‘Anyway, there was poor Mr Goodchild, lying there on the trolley, feeling a little bit dopey from the pill they’d given him, and just about to face this nasty experience, and what do you think he said to me?’
Mr Robinson gave her an enquiring look.
‘Don’t forget the lottery ticket, Frances, he said. You must remember to buy a lottery ticket. But they must be random numbers. You understand, my dear? You must use random numbers. He was most insistent, Mr Robinson.’
Mrs Goodchild paused while she filled in the date on the cheque. ‘First Straitford Scout Group, wasn’t it, Mr Robinson?’
‘Yes.... So off I went and bought the ticket. Helped to take my mind off things as a matter of fact. But of course, my point is this, Mr Robinson – I didn’t understand what my husband had meant. When he said random numbers, I thought he just meant that I should pick numbers at random.’
‘And didn’t he?’
‘Oh no. Goodness me no. Up till then he’d always given me the numbers himself, without telling me how he’d worked them out. So when he said I had to use random numbers I just used people’s birthdays. It happened to be Uncle Jack’s birthday that day, and so I used his birthday, and Aunty Jane’s, and one or two others. But, you see, they aren’t random numbers at all.’
‘Oh no. Not to a mathematician they’re not. You see, if you go into it properly, it turns out that there’s a scientific procedure for picking random numbers. You can use a special book, which has got pages and pages of random numbers in it – but even then you have to be careful which numbers you pick. Or – and I didn’t know this at the time – you can actually get the lottery computer to pick some random numbers for you. It’s called lucky dip. There’s a special box that you fill in on the form.’
‘Ah,’ said Mr Robinson. Who had never bought a lottery ticket in his life.
Mrs Goodchild broke off again to work on the cheque.
‘Let’s see now, I think you said you’d raised a little bit of money, but the total sum needed was three thousand pounds?’
‘Er, yes, that’s right.’
‘I see. Well it’ll be simplest if I give you the full three thousand then, won’t it?’ She filled in the figures. ‘Of course, I shall have to remember to give an equal amount to the Girl Guides as well, otherwise it wouldn’t be fair, would it?’
‘Mngh,’ said Mr Robinson, whose tongue seemed to have become stuck to the roof of his mouth.
‘I mustn’t ramble on,’ said Mrs Goodchild, ‘because I know you have to get away. But you see the point is this, Mr Robinson. You are absolutely right when you emphasise the vital importance of being clear and precise when you talk to people, and making sure that they understand exactly what you mean. Because, you see, if I had really understood what Mr Goodchild was saying to me, when he went in for his operation, and if he had made sure that I understood it, then our lives would have been completely different.’

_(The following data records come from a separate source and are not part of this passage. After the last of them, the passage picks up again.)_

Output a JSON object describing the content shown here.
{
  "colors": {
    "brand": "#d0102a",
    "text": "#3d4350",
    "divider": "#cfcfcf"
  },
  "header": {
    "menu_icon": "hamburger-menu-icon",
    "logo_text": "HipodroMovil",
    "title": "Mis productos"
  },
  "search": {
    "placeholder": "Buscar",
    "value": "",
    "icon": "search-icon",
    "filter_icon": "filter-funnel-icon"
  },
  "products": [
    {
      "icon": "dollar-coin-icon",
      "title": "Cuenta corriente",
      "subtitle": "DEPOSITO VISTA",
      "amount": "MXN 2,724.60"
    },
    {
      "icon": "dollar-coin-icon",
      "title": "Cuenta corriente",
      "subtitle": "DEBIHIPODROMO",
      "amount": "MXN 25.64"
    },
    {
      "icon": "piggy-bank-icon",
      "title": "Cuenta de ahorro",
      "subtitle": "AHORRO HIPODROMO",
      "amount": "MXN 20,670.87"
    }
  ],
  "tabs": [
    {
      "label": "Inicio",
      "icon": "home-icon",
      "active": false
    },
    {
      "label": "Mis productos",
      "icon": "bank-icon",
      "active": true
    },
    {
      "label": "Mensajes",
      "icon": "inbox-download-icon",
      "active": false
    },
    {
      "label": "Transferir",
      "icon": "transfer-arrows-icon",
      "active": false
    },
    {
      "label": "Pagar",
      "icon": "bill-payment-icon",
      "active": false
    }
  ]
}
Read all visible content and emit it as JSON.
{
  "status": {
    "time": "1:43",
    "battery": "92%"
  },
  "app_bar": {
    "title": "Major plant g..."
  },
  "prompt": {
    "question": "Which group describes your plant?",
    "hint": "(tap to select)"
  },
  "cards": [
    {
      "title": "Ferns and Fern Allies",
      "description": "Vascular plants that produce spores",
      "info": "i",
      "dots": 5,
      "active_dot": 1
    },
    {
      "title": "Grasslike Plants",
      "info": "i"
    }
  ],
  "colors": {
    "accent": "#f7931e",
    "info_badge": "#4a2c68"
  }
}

‘Mngh?’ said Mr Robinson.
‘Oh yes.’ Mrs Goodchild finished writing the cheque and signed it. ‘You see, if I really had used random numbers that day – proper random numbers – instead of family birthdays, then Mr Goodchild and I would never have won the seven million pounds. And our lives would have been quite different from what they are today.’
Mr Robinson’s tongue came unglued and his mouth fell open.
Mrs Goodchild handed him the cheque.
‘And come to think of it,’ she added thoughtfully, ‘the First Straitford Scout Group might have had to wait another five years for its new hut.’